Security and Management of Web Servers

Security and Management of Web Servers

Policy agreed by the Information Strategy Committee (ISC) - Thursday 21 February 2002


The web is the key medium for providing information about the University and its activities to a worldwide audience. It follows that the University should have robust procedures for the management and operation of the systems providing the web service in order that the information published is authentic and available at any time and from any place. This policy is aimed at maximising the reliability and availability of the University's Web presence and ensuring that the information published is not compromised.

Why is it important?

The web is a vital tool to present the corporate image of the University and to market its services to prospective students, research collaborators and funders, both in the private and public sectors. It is therefore critical that the information published is current, accurate, authentic and available.

The phenomenal growth of the Web has resulted in the underlying systems being a major target for hackers. The attacks can take a variety of forms and have unacceptable outcomes ranging from defacing Web pages, publishing offensive or illegal material, denial of service and using the Web servers to attack other systems and services both within Glasgow and on the wider Internet. Such activities damage the reputation of the University and could lead to legal action being taken against it.

The main defence against hacking attempts rests on rigorous and timely application of patches to fix security loopholes in the systems that have been or may be exploited. These patches are issued quite frequently and UKERNA JANET CERT often mandate that they are applied in a timely fashion.

Who has the responsibility?

The Computing Service has responsibility for the management and operation of both the University central web server and the University network and its connection to JANET. Where a Faculty or department has decided to run its own Web server, the Dean or Head of Department/Division should ensure that sufficient resource has been allocated for this purpose and that all such systems are registered with Computing Service.

What is the procedure?
  1. The central University web server should be the normal platform for publishing public Web pages.
  2. The Computing Service should maintain the operating system, web server software and other supporting software to the patch level advised by JANET CERT (Computer Emergency Response Team) and take any emergency action as advised or required by CERT.
  3. Where Faculties/departments operate their own web servers, then sufficient resource should be allocated to ensure that any steps performed under b) can be mirrored on Faculty/departmental web servers in a timely manner, as advised by Computing Service, in order to maintain integrity of service and avoid the risk of the University being temporarily cut off from JANET by UKERNA.
  4. Local web servers should be registered with Computing Service who will maintain a list of contacts of those responsible for administering local web servers so that the Computing Service can pass on any security notifications for immediate action.
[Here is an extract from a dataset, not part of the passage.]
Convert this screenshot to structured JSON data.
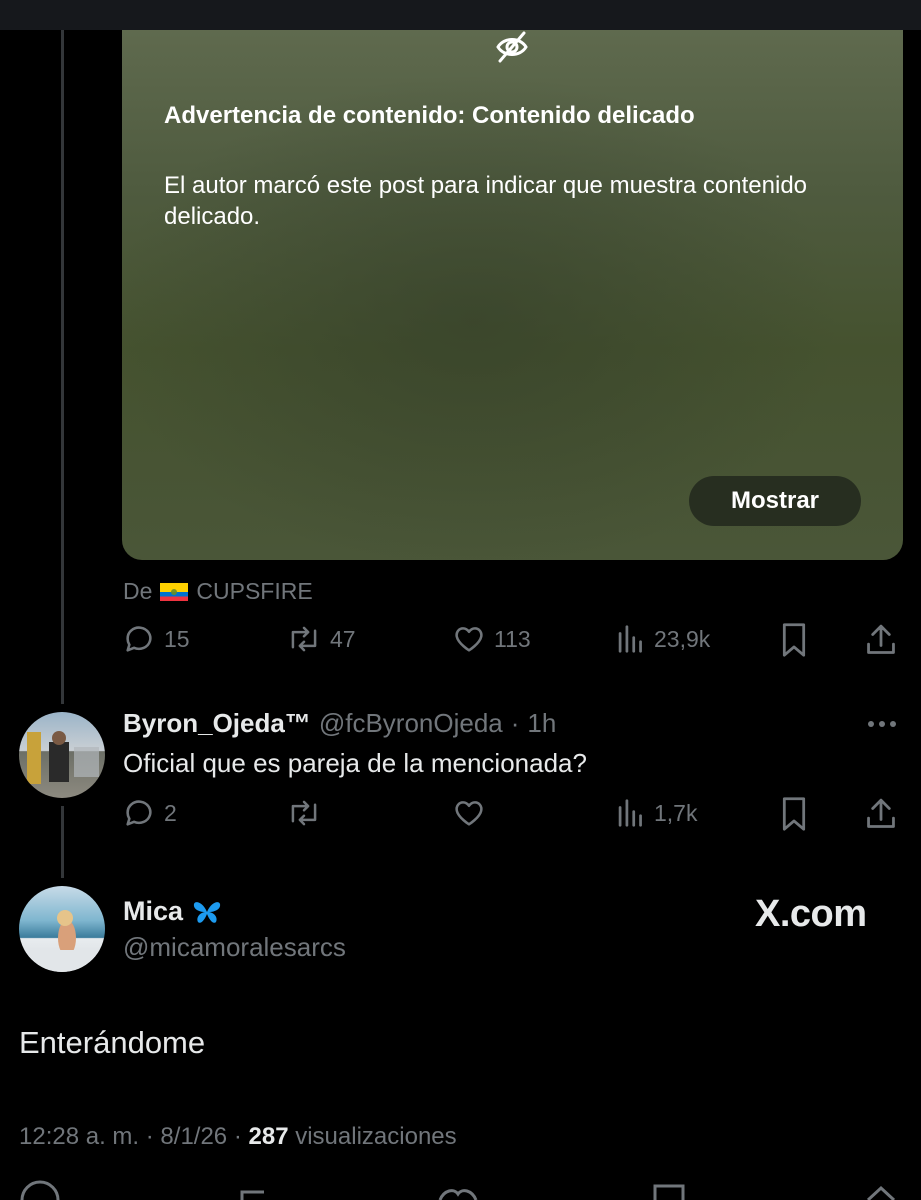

Any changes should be notified immediately to Computing Service.
  5. Any web server that is not registered will not be accessible from off-Campus.
  6. In order not to compromise the University's connection to JANET, any web server that has been hacked and is thus causing problems either internally to the University community or more generally on the Internet will be disconnected until the problem has been successfully dealt with.